• **What this task involves**
Check every line of the material below, and show those that contain "icon".

┌──

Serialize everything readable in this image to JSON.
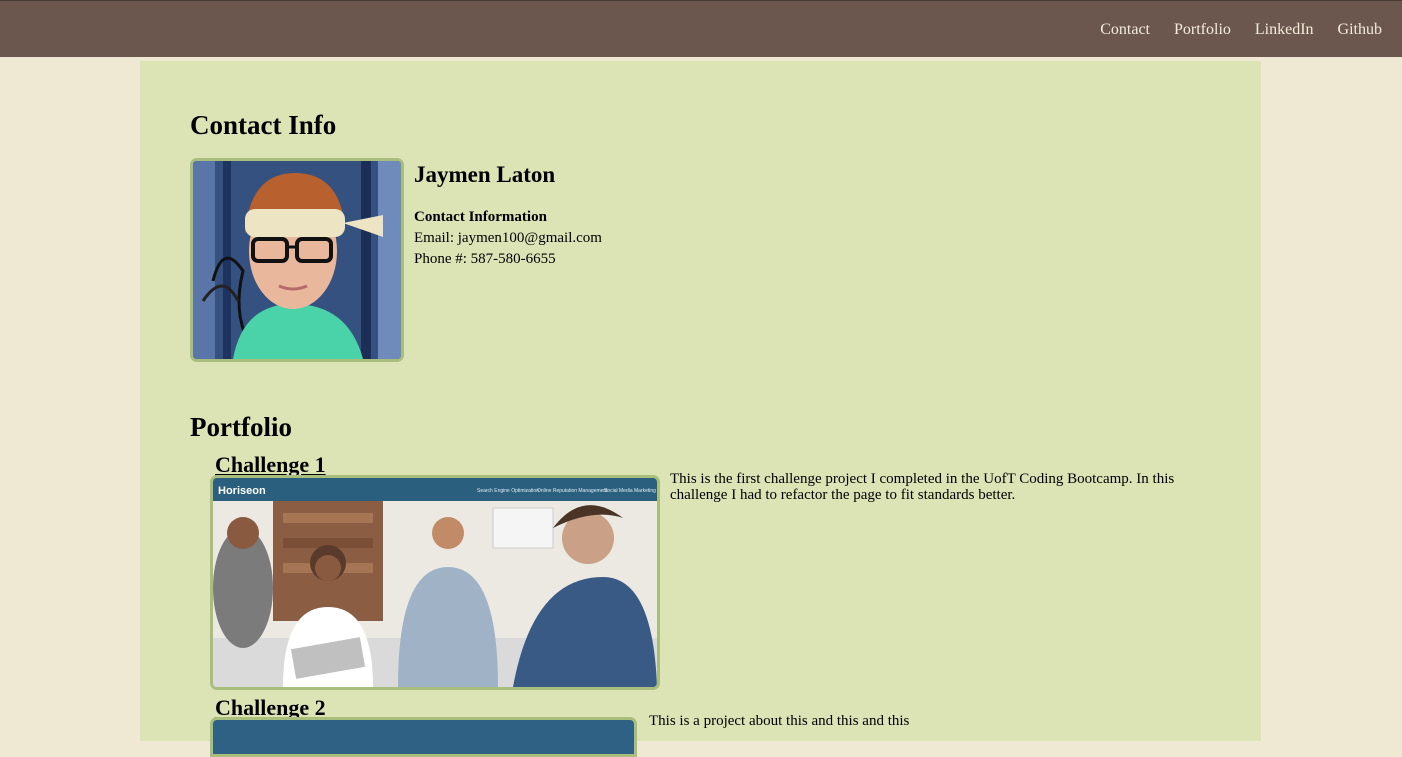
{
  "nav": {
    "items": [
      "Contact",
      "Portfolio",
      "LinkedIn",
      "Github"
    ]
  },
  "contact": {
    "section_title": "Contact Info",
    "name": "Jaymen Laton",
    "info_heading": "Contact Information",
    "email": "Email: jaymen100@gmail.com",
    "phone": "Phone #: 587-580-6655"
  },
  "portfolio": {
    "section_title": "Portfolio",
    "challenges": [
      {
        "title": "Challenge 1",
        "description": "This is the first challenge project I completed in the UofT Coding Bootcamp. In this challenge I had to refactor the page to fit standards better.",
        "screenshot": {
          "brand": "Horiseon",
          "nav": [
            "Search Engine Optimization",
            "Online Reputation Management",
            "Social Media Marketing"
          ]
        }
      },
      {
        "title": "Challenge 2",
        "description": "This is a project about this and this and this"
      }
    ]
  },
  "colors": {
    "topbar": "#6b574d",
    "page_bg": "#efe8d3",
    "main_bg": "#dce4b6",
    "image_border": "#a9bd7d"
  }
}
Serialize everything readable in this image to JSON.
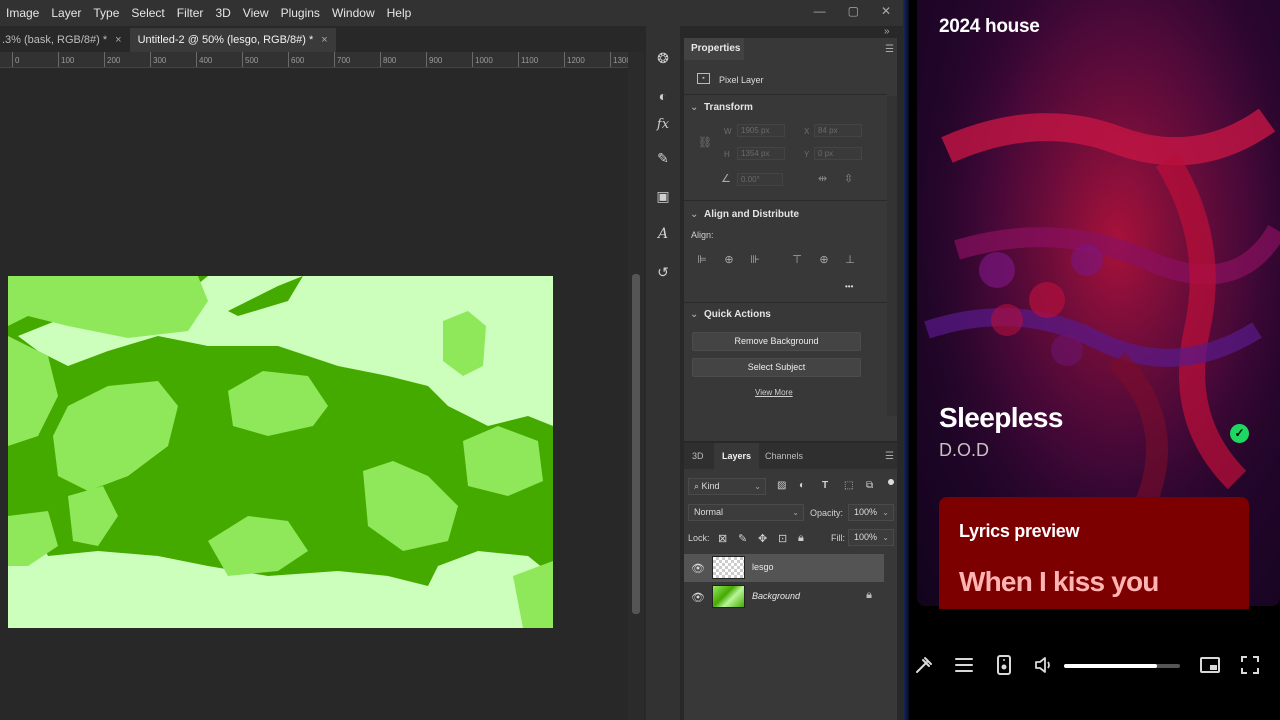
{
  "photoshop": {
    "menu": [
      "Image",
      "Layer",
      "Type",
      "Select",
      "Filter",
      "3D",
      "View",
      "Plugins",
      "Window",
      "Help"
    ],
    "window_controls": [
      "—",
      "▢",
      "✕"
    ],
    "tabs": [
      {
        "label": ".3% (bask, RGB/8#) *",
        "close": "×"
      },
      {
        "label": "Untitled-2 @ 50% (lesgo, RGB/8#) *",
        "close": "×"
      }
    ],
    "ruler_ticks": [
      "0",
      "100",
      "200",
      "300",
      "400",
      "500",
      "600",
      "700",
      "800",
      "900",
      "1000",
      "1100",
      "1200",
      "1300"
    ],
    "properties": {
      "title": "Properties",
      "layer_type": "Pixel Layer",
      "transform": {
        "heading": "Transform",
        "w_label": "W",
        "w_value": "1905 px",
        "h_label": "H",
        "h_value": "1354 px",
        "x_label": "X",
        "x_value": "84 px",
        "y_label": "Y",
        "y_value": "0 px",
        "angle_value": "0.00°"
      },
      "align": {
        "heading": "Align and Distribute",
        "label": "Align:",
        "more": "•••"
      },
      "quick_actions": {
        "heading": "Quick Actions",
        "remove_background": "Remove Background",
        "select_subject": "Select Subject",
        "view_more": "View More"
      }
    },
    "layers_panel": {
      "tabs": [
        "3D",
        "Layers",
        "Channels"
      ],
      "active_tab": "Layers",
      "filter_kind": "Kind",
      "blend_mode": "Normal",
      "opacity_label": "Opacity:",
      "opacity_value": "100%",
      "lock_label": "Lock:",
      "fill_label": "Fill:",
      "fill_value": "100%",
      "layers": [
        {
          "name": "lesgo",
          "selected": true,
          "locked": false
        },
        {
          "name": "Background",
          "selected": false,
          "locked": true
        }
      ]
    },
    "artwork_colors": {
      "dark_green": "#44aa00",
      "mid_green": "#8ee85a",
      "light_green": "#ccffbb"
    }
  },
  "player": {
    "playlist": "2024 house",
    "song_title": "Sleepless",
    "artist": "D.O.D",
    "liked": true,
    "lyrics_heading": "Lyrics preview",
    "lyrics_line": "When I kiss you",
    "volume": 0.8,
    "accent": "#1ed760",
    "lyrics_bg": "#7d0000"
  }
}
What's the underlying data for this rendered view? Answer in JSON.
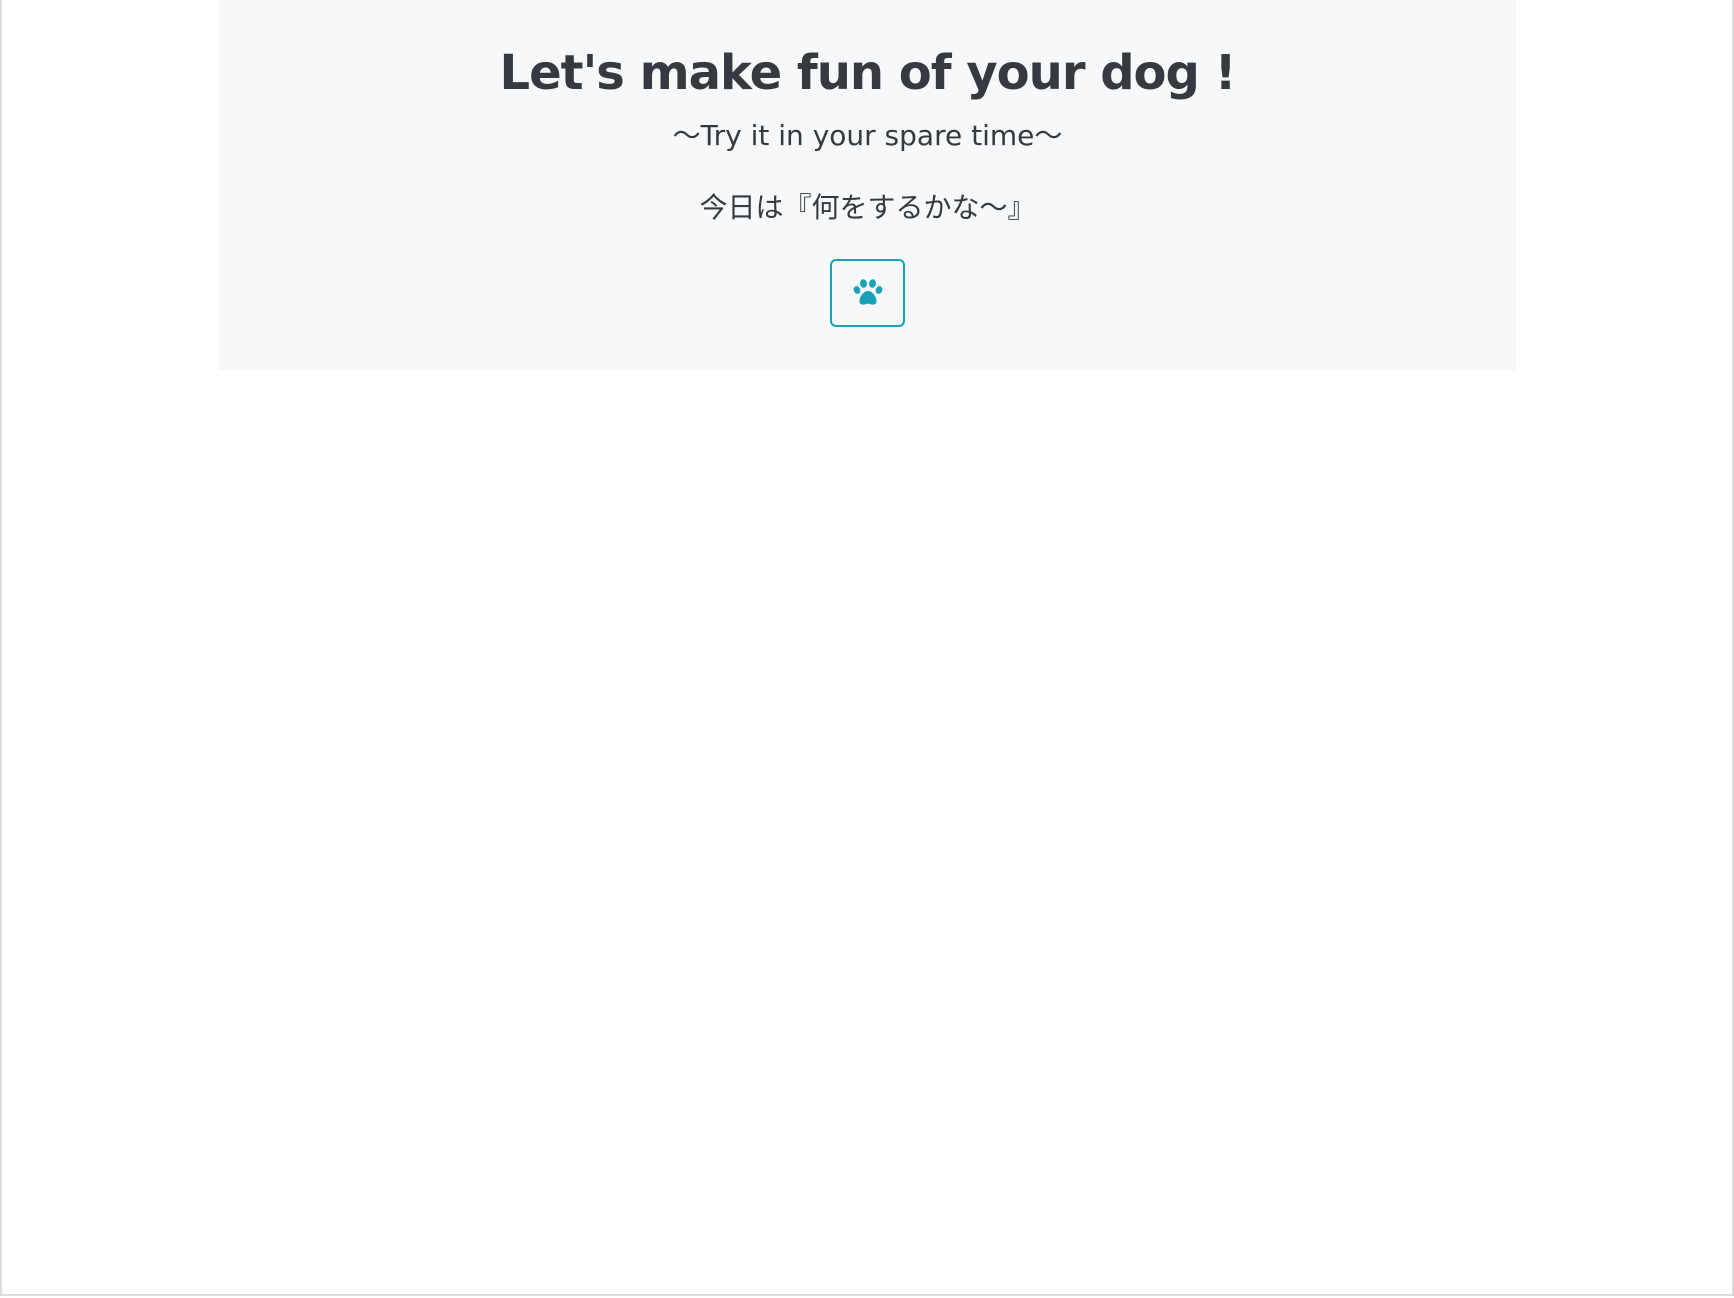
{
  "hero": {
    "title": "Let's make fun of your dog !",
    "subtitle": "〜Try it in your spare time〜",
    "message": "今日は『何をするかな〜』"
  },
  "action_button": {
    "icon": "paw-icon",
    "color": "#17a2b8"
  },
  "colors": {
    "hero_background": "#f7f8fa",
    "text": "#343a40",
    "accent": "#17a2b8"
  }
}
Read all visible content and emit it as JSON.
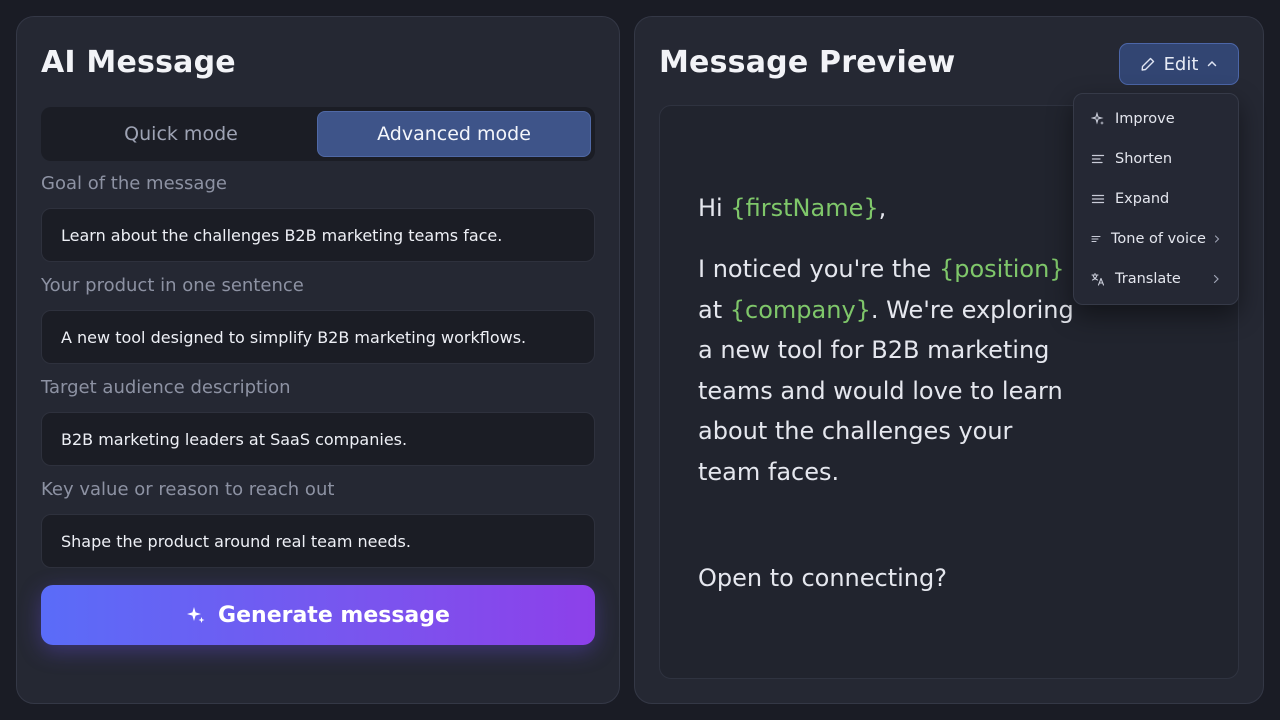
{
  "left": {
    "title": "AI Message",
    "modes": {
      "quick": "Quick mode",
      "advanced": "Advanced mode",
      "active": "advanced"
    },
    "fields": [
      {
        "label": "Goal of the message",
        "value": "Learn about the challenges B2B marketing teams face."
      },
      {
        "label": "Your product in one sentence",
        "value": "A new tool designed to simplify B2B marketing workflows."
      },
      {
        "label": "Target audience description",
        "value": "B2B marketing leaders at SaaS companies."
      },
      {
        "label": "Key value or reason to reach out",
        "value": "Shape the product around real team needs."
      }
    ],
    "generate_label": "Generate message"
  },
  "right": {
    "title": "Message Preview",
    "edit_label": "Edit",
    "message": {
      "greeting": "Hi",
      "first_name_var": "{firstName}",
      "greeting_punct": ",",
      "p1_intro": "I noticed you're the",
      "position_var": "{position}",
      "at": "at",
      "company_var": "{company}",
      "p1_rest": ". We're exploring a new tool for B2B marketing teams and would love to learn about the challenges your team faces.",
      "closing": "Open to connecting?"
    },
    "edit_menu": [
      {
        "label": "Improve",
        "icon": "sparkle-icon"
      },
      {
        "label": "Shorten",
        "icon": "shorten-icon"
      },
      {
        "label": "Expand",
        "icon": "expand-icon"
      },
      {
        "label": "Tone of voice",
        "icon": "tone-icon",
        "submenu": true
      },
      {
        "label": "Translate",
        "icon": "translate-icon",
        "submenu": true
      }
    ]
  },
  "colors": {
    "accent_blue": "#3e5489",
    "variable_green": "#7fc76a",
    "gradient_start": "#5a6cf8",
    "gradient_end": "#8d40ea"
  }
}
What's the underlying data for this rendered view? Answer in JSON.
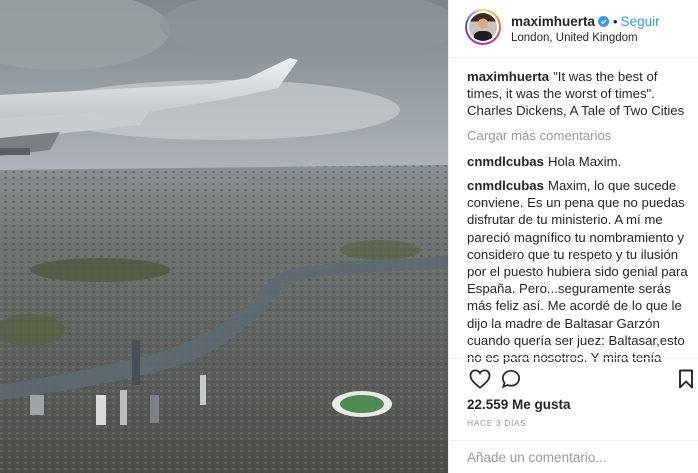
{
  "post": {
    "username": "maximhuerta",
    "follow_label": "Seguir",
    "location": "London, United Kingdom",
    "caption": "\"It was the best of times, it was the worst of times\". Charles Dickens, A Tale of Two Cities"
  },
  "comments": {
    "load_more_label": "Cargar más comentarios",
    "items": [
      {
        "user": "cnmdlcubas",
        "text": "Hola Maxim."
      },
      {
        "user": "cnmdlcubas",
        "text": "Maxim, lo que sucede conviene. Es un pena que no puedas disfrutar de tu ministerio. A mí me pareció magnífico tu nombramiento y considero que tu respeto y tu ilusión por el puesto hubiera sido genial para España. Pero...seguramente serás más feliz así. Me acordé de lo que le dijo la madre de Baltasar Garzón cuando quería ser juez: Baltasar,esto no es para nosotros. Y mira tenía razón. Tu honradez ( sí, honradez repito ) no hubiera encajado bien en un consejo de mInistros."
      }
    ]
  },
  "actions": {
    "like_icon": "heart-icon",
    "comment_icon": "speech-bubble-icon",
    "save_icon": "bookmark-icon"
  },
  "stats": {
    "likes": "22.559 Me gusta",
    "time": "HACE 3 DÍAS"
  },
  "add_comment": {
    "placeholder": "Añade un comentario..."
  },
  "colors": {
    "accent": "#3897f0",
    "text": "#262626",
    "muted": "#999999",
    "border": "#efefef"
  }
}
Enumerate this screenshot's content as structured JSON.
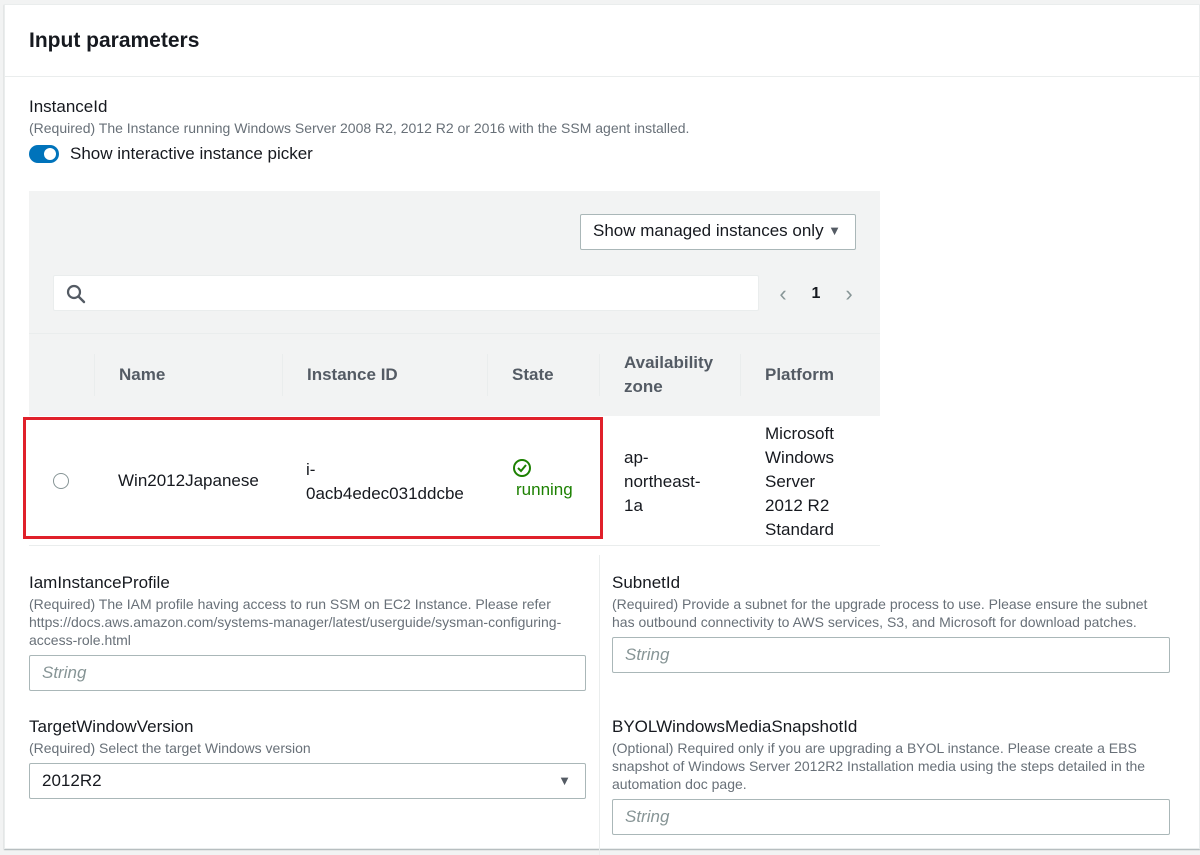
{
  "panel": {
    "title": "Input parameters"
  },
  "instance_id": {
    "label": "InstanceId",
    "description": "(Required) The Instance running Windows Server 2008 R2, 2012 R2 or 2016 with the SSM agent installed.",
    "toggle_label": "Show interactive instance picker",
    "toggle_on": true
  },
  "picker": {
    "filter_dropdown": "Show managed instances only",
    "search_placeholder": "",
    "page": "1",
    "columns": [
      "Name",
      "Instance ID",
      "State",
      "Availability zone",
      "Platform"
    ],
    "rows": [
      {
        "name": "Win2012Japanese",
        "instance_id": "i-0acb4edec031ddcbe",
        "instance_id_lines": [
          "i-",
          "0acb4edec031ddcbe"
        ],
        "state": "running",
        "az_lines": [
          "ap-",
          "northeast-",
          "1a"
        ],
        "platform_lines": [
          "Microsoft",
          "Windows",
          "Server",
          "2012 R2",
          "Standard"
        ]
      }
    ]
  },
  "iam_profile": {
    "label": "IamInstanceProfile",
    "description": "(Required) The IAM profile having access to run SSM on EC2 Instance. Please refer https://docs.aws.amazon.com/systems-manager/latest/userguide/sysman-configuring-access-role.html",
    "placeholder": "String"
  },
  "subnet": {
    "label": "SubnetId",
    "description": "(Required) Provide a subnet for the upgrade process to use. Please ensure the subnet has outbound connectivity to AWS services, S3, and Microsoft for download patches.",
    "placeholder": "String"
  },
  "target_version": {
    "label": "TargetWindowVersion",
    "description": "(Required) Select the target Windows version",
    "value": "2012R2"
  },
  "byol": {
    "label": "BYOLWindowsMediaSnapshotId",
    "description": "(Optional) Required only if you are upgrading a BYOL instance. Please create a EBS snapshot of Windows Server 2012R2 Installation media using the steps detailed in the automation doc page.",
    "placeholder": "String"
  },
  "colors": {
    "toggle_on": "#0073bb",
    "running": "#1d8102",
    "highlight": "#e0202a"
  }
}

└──

• **Exercise output**
    "icon": "paw-icon",
        "icon": "sparkle-icon"
        "icon": "shorten-icon"
        "icon": "expand-icon"
        "icon": "tone-icon",
        "icon": "translate-icon",
    "like_icon": "heart-icon",
    "comment_icon": "speech-bubble-icon",
    "save_icon": "bookmark-icon"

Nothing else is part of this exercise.